One in four children with SeLNE develops epilepsy later in life. However, this risk is associated to the number of seizures in the neonatal period, suggesting the importance of early seizure control to optimize later outcomes. All patients reported in the 2016 study who received oral carbamazepine or oxcarbazepine stopped seizing after the first dose, whereas large intravenous loads with phenobarbital and levetiracetam were usually unsuccessful. 

That paper together with subsequent publications of additional cohorts of newborns, led the International League Against Epilepsy to change their guidelines for SeLNE management, recommending practitioners to consider ion channel blockers for its treatment. 

Genetic testing can also provide better prognostic information. "When we know the underlying cause of the condition, there's more information that we can give about the trajectory of the illness and its comorbidities," Dr. Sands noted. "Some of these conditions don't just affect the brain.
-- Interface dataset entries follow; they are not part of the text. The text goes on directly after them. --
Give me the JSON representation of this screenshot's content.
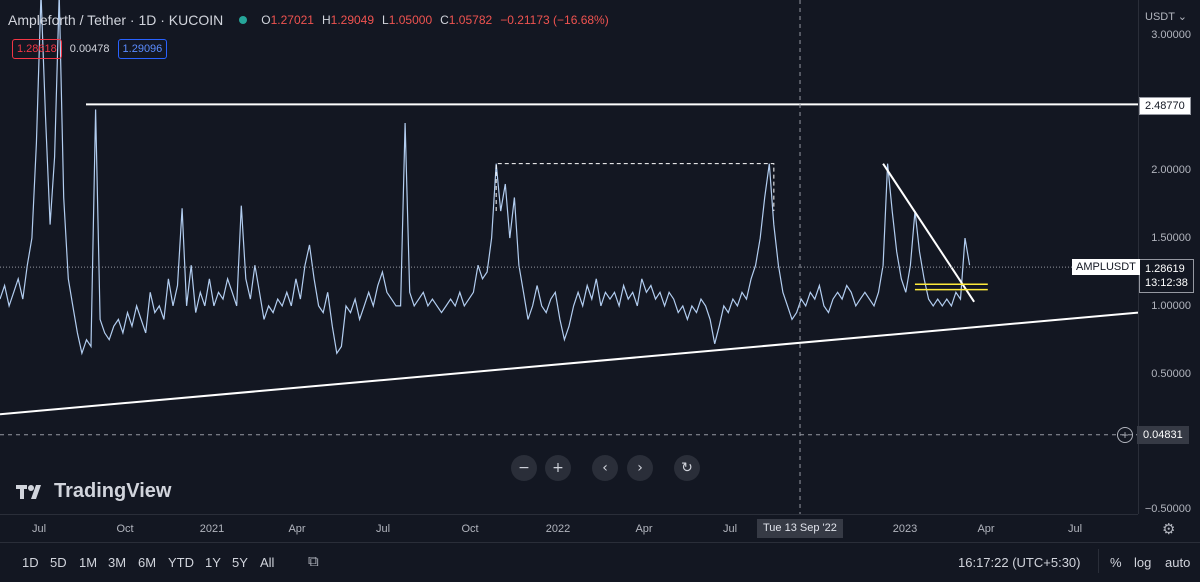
{
  "legend": {
    "symbol": "Ampleforth / Tether · 1D · KUCOIN",
    "open_key": "O",
    "open": "1.27021",
    "high_key": "H",
    "high": "1.29049",
    "low_key": "L",
    "low": "1.05000",
    "close_key": "C",
    "close": "1.05782",
    "change": "−0.21173 (−16.68%)",
    "status_color": "#26a69a",
    "down_color": "#ef5350"
  },
  "indicators": {
    "value_red": "1.28618",
    "value_plain": "0.00478",
    "value_blue": "1.29096",
    "red_color": "#f23645",
    "blue_color": "#2962ff"
  },
  "price_scale": {
    "currency": "USDT",
    "ticks": [
      "3.00000",
      "2.00000",
      "1.50000",
      "1.00000",
      "0.50000",
      "−0.50000"
    ],
    "labels": {
      "resistance": "2.48770",
      "symbol_tag": "AMPLUSDT",
      "last_price": "1.28619",
      "countdown": "13:12:38",
      "crosshair_price": "0.04831"
    }
  },
  "time_scale": {
    "labels": [
      "Jul",
      "Oct",
      "2021",
      "Apr",
      "Jul",
      "Oct",
      "2022",
      "Apr",
      "Jul",
      "2023",
      "Apr",
      "Jul"
    ],
    "crosshair_time": "Tue 13 Sep '22"
  },
  "bottom_bar": {
    "ranges": [
      "1D",
      "5D",
      "1M",
      "3M",
      "6M",
      "YTD",
      "1Y",
      "5Y",
      "All"
    ],
    "clock": "16:17:22 (UTC+5:30)",
    "percent": "%",
    "log": "log",
    "auto": "auto"
  },
  "nav": {
    "zoom_out": "−",
    "zoom_in": "+",
    "scroll_left": "‹",
    "scroll_right": "›",
    "reset": "↻"
  },
  "watermark": {
    "text": "TradingView"
  },
  "chart_data": {
    "type": "line",
    "title": "Ampleforth / Tether · 1D · KUCOIN",
    "xlabel": "",
    "ylabel": "",
    "x_range": [
      "2020-06",
      "2023-08"
    ],
    "ylim": [
      -0.5,
      3.1
    ],
    "color": "#b2cdf0",
    "series": [
      {
        "values": [
          [
            0.0,
            1.05
          ],
          [
            0.004,
            1.15
          ],
          [
            0.008,
            1.0
          ],
          [
            0.012,
            1.1
          ],
          [
            0.016,
            1.2
          ],
          [
            0.02,
            1.05
          ],
          [
            0.024,
            1.3
          ],
          [
            0.028,
            1.5
          ],
          [
            0.032,
            2.2
          ],
          [
            0.036,
            3.6
          ],
          [
            0.04,
            2.4
          ],
          [
            0.044,
            1.6
          ],
          [
            0.048,
            2.1
          ],
          [
            0.052,
            3.3
          ],
          [
            0.056,
            1.8
          ],
          [
            0.06,
            1.2
          ],
          [
            0.064,
            1.0
          ],
          [
            0.068,
            0.8
          ],
          [
            0.072,
            0.65
          ],
          [
            0.076,
            0.75
          ],
          [
            0.08,
            0.7
          ],
          [
            0.084,
            2.45
          ],
          [
            0.088,
            0.9
          ],
          [
            0.092,
            0.8
          ],
          [
            0.096,
            0.75
          ],
          [
            0.1,
            0.85
          ],
          [
            0.104,
            0.9
          ],
          [
            0.108,
            0.8
          ],
          [
            0.112,
            0.95
          ],
          [
            0.116,
            0.85
          ],
          [
            0.12,
            1.0
          ],
          [
            0.124,
            0.9
          ],
          [
            0.128,
            0.8
          ],
          [
            0.132,
            1.1
          ],
          [
            0.136,
            0.95
          ],
          [
            0.14,
            1.0
          ],
          [
            0.144,
            0.9
          ],
          [
            0.148,
            1.2
          ],
          [
            0.152,
            1.0
          ],
          [
            0.156,
            1.15
          ],
          [
            0.16,
            1.72
          ],
          [
            0.164,
            1.0
          ],
          [
            0.168,
            1.3
          ],
          [
            0.172,
            0.95
          ],
          [
            0.176,
            1.1
          ],
          [
            0.18,
            1.0
          ],
          [
            0.184,
            1.2
          ],
          [
            0.188,
            1.0
          ],
          [
            0.192,
            1.1
          ],
          [
            0.196,
            1.05
          ],
          [
            0.2,
            1.2
          ],
          [
            0.204,
            1.1
          ],
          [
            0.208,
            1.0
          ],
          [
            0.212,
            1.74
          ],
          [
            0.216,
            1.2
          ],
          [
            0.22,
            1.05
          ],
          [
            0.224,
            1.3
          ],
          [
            0.228,
            1.1
          ],
          [
            0.232,
            0.9
          ],
          [
            0.236,
            1.0
          ],
          [
            0.24,
            0.95
          ],
          [
            0.244,
            1.05
          ],
          [
            0.248,
            1.0
          ],
          [
            0.252,
            1.1
          ],
          [
            0.256,
            1.0
          ],
          [
            0.26,
            1.2
          ],
          [
            0.264,
            1.05
          ],
          [
            0.268,
            1.3
          ],
          [
            0.272,
            1.45
          ],
          [
            0.276,
            1.2
          ],
          [
            0.28,
            1.0
          ],
          [
            0.284,
            0.95
          ],
          [
            0.288,
            1.1
          ],
          [
            0.292,
            0.85
          ],
          [
            0.296,
            0.65
          ],
          [
            0.3,
            0.7
          ],
          [
            0.304,
            1.0
          ],
          [
            0.308,
            0.95
          ],
          [
            0.312,
            1.05
          ],
          [
            0.316,
            0.9
          ],
          [
            0.32,
            1.0
          ],
          [
            0.324,
            1.1
          ],
          [
            0.328,
            1.0
          ],
          [
            0.332,
            1.15
          ],
          [
            0.336,
            1.25
          ],
          [
            0.34,
            1.1
          ],
          [
            0.344,
            1.05
          ],
          [
            0.348,
            1.0
          ],
          [
            0.352,
            1.0
          ],
          [
            0.356,
            2.35
          ],
          [
            0.36,
            1.1
          ],
          [
            0.364,
            1.0
          ],
          [
            0.368,
            1.05
          ],
          [
            0.372,
            1.1
          ],
          [
            0.376,
            1.0
          ],
          [
            0.38,
            1.05
          ],
          [
            0.384,
            1.0
          ],
          [
            0.388,
            0.95
          ],
          [
            0.392,
            1.0
          ],
          [
            0.396,
            1.05
          ],
          [
            0.4,
            1.0
          ],
          [
            0.404,
            1.1
          ],
          [
            0.408,
            1.0
          ],
          [
            0.412,
            1.05
          ],
          [
            0.416,
            1.1
          ],
          [
            0.42,
            1.3
          ],
          [
            0.424,
            1.2
          ],
          [
            0.428,
            1.25
          ],
          [
            0.432,
            1.5
          ],
          [
            0.436,
            2.05
          ],
          [
            0.44,
            1.7
          ],
          [
            0.444,
            1.9
          ],
          [
            0.448,
            1.5
          ],
          [
            0.452,
            1.8
          ],
          [
            0.456,
            1.3
          ],
          [
            0.46,
            1.1
          ],
          [
            0.464,
            0.9
          ],
          [
            0.468,
            1.0
          ],
          [
            0.472,
            1.15
          ],
          [
            0.476,
            1.0
          ],
          [
            0.48,
            0.95
          ],
          [
            0.484,
            1.05
          ],
          [
            0.488,
            1.1
          ],
          [
            0.492,
            0.9
          ],
          [
            0.496,
            0.75
          ],
          [
            0.5,
            0.85
          ],
          [
            0.504,
            1.0
          ],
          [
            0.508,
            1.1
          ],
          [
            0.512,
            1.0
          ],
          [
            0.516,
            1.15
          ],
          [
            0.52,
            1.05
          ],
          [
            0.524,
            1.2
          ],
          [
            0.528,
            1.0
          ],
          [
            0.532,
            1.1
          ],
          [
            0.536,
            1.05
          ],
          [
            0.54,
            1.1
          ],
          [
            0.544,
            1.0
          ],
          [
            0.548,
            1.15
          ],
          [
            0.552,
            1.05
          ],
          [
            0.556,
            1.1
          ],
          [
            0.56,
            1.0
          ],
          [
            0.564,
            1.2
          ],
          [
            0.568,
            1.1
          ],
          [
            0.572,
            1.15
          ],
          [
            0.576,
            1.05
          ],
          [
            0.58,
            1.1
          ],
          [
            0.584,
            1.0
          ],
          [
            0.588,
            1.1
          ],
          [
            0.592,
            1.05
          ],
          [
            0.596,
            0.95
          ],
          [
            0.6,
            1.0
          ],
          [
            0.604,
            0.9
          ],
          [
            0.608,
            1.0
          ],
          [
            0.612,
            0.95
          ],
          [
            0.616,
            1.05
          ],
          [
            0.62,
            1.0
          ],
          [
            0.624,
            0.9
          ],
          [
            0.628,
            0.72
          ],
          [
            0.632,
            0.85
          ],
          [
            0.636,
            1.0
          ],
          [
            0.64,
            0.95
          ],
          [
            0.644,
            1.05
          ],
          [
            0.648,
            1.0
          ],
          [
            0.652,
            1.1
          ],
          [
            0.656,
            1.05
          ],
          [
            0.66,
            1.2
          ],
          [
            0.664,
            1.3
          ],
          [
            0.668,
            1.5
          ],
          [
            0.672,
            1.8
          ],
          [
            0.676,
            2.05
          ],
          [
            0.68,
            1.6
          ],
          [
            0.684,
            1.3
          ],
          [
            0.688,
            1.1
          ],
          [
            0.692,
            1.0
          ],
          [
            0.696,
            0.9
          ],
          [
            0.7,
            0.95
          ],
          [
            0.704,
            1.05
          ],
          [
            0.708,
            1.0
          ],
          [
            0.712,
            1.1
          ],
          [
            0.716,
            1.05
          ],
          [
            0.72,
            1.15
          ],
          [
            0.724,
            1.0
          ],
          [
            0.728,
            0.95
          ],
          [
            0.732,
            1.05
          ],
          [
            0.736,
            1.1
          ],
          [
            0.74,
            1.05
          ],
          [
            0.744,
            1.15
          ],
          [
            0.748,
            1.1
          ],
          [
            0.752,
            1.0
          ],
          [
            0.756,
            1.05
          ],
          [
            0.76,
            1.1
          ],
          [
            0.764,
            1.05
          ],
          [
            0.768,
            1.0
          ],
          [
            0.772,
            1.1
          ],
          [
            0.776,
            1.3
          ],
          [
            0.78,
            2.05
          ],
          [
            0.784,
            1.7
          ],
          [
            0.788,
            1.4
          ],
          [
            0.792,
            1.2
          ],
          [
            0.796,
            1.1
          ],
          [
            0.8,
            1.3
          ],
          [
            0.804,
            1.7
          ],
          [
            0.808,
            1.4
          ],
          [
            0.812,
            1.2
          ],
          [
            0.816,
            1.05
          ],
          [
            0.82,
            1.0
          ],
          [
            0.824,
            1.05
          ],
          [
            0.828,
            1.0
          ],
          [
            0.832,
            1.05
          ],
          [
            0.836,
            1.0
          ],
          [
            0.84,
            1.1
          ],
          [
            0.844,
            1.05
          ],
          [
            0.848,
            1.5
          ],
          [
            0.852,
            1.3
          ]
        ]
      }
    ],
    "annotations": {
      "resistance_level": 2.4877,
      "support_trendline": {
        "from": [
          0.0,
          0.2
        ],
        "to": [
          1.0,
          0.95
        ]
      },
      "descending_trendline": {
        "from": [
          0.776,
          2.05
        ],
        "to": [
          0.856,
          1.03
        ]
      },
      "dashed_box": {
        "x": [
          0.436,
          0.68
        ],
        "top": 2.05
      },
      "yellow_zone": {
        "x": [
          0.804,
          0.868
        ],
        "levels": [
          1.12,
          1.16
        ]
      },
      "last_price_line": 1.28619,
      "crosshair_price_line": 0.04831,
      "crosshair_time_x": 0.703
    }
  }
}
The genes are expressed elsewhere, and there are other organ systems that may be involved."

Specialization in Pediatric Epilepsy

NewYork-Presbyterian is renowned for its expertise in epilepsy care in children as well as patients of all ages. There are Level 4 Comprehensive Epilepsy Centers, as designated by the National Association of Epilepsy Centers, at both NewYork-Presbyterian/Columbia and NewYork-Presbyterian/Weil Cornell Medicine. Additionally, NewYork-Presbyterian Morgan Stanley Children’s Hospital and NewYork-Presbyterian Komansky Children’s Hospital are major referral centers for children with hard-to-control seizures. 

"Our epilepsy teams include experts in neurology, neurosurgery, and neuropsychology, all of whom are publishing research," Dr. Sands said. "We are able to bring all of these experts into a single room to debate what's best for each patient. We also collaborate with experts in neuroradiology and neuropathology. It's really a village."

https://www.nyp.org/advances/article/pediatric-neurology-neurosurgery/epilepsy-in-children-may-impair-brain-development